Related: Breakthrough technology turns coal plant CO2 into baking powder

The Allam Cycle doesn’t utilize steam to create electricity. Instead, CO2 under pressure and in a supercritical state spins the turbines powering the generators. Combustion adds CO2 to keep the process going, and any excess is sent into a pipeline.

NetPower, 8 Rivers’ portfolio company constructing the first Allam Cycle plant, describes the technology as truly clean, saying plants that utilize the Allam Cycle are able to “inherently eliminate all air emissions.” That means no particulate matter, mercury, nitrogen oxides, or sulfur oxides either. Plus, Allam’s technology can generate electricity at the same six cents per kilowatt-hour as other gas-fired turbines.

NetPower is working with Exelon and Toshiba on the first plant. According to Forbes, such a full-size plant costs around $300 million to construct and can generate 300 megawatts yearly. Once the plant is built, it will take a few months before NetPower can show the cycle is stable. Allam told Forbes they might know for sure in a year. The first plant will run on natural gas; 8 Rivers says on their website they are also developing a coal-based system.

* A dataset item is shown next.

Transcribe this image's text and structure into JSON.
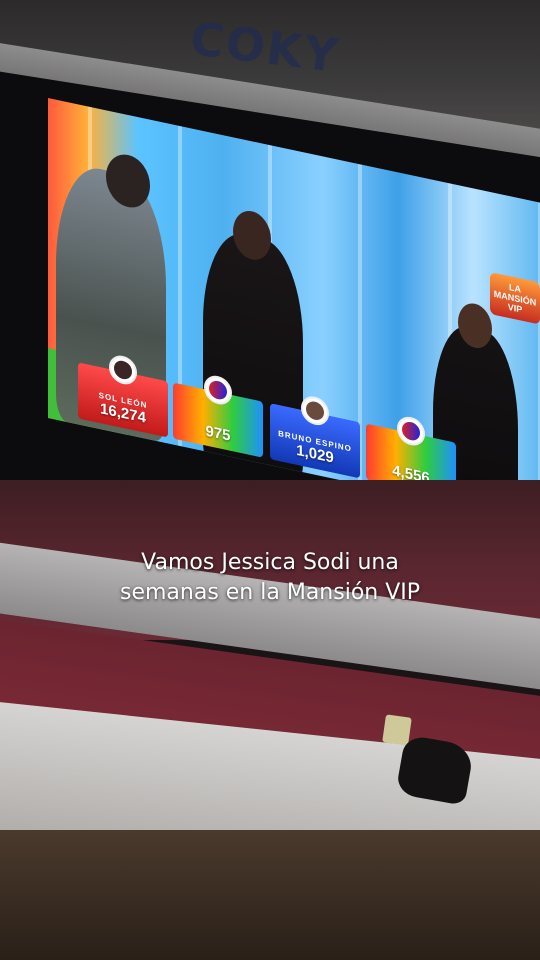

Via Forbes

Images via Wikimedia Commons and eutrophication&hypoxia on Flickr